*** Block opens ***

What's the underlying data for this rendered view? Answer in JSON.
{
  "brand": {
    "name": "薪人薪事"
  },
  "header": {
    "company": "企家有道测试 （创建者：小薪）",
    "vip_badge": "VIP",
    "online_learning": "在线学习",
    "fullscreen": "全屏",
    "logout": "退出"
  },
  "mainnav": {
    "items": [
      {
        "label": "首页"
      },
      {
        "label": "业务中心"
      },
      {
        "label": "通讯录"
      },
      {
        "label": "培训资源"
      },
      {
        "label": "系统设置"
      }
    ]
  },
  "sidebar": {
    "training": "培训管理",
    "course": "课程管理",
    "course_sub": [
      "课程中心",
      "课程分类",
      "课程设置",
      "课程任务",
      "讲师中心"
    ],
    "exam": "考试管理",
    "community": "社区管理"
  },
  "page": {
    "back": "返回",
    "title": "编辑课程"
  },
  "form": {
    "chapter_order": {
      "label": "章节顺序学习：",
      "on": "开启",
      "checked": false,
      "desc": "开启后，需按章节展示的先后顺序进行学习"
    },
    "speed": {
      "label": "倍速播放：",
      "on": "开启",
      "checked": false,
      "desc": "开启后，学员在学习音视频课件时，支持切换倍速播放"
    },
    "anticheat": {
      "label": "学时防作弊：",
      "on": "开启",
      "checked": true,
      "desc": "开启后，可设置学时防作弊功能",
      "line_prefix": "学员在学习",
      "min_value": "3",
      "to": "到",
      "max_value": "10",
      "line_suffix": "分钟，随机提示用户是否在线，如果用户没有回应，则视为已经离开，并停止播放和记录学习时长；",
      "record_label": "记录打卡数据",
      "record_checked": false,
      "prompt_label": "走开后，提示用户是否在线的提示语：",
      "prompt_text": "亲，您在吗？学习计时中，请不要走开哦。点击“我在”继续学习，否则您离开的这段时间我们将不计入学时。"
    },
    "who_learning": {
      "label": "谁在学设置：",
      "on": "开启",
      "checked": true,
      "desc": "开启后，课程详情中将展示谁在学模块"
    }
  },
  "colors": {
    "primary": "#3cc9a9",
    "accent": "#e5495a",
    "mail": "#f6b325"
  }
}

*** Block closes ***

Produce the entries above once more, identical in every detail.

What's the underlying data for this rendered view? Answer in JSON.
{
  "brand": {
    "name": "薪人薪事"
  },
  "header": {
    "company": "企家有道测试 （创建者：小薪）",
    "vip_badge": "VIP",
    "online_learning": "在线学习",
    "fullscreen": "全屏",
    "logout": "退出"
  },
  "mainnav": {
    "items": [
      {
        "label": "首页"
      },
      {
        "label": "业务中心"
      },
      {
        "label": "通讯录"
      },
      {
        "label": "培训资源"
      },
      {
        "label": "系统设置"
      }
    ]
  },
  "sidebar": {
    "training": "培训管理",
    "course": "课程管理",
    "course_sub": [
      "课程中心",
      "课程分类",
      "课程设置",
      "课程任务",
      "讲师中心"
    ],
    "exam": "考试管理",
    "community": "社区管理"
  },
  "page": {
    "back": "返回",
    "title": "编辑课程"
  },
  "form": {
    "chapter_order": {
      "label": "章节顺序学习：",
      "on": "开启",
      "checked": false,
      "desc": "开启后，需按章节展示的先后顺序进行学习"
    },
    "speed": {
      "label": "倍速播放：",
      "on": "开启",
      "checked": false,
      "desc": "开启后，学员在学习音视频课件时，支持切换倍速播放"
    },
    "anticheat": {
      "label": "学时防作弊：",
      "on": "开启",
      "checked": true,
      "desc": "开启后，可设置学时防作弊功能",
      "line_prefix": "学员在学习",
      "min_value": "3",
      "to": "到",
      "max_value": "10",
      "line_suffix": "分钟，随机提示用户是否在线，如果用户没有回应，则视为已经离开，并停止播放和记录学习时长；",
      "record_label": "记录打卡数据",
      "record_checked": false,
      "prompt_label": "走开后，提示用户是否在线的提示语：",
      "prompt_text": "亲，您在吗？学习计时中，请不要走开哦。点击“我在”继续学习，否则您离开的这段时间我们将不计入学时。"
    },
    "who_learning": {
      "label": "谁在学设置：",
      "on": "开启",
      "checked": true,
      "desc": "开启后，课程详情中将展示谁在学模块"
    }
  },
  "colors": {
    "primary": "#3cc9a9",
    "accent": "#e5495a",
    "mail": "#f6b325"
  }
}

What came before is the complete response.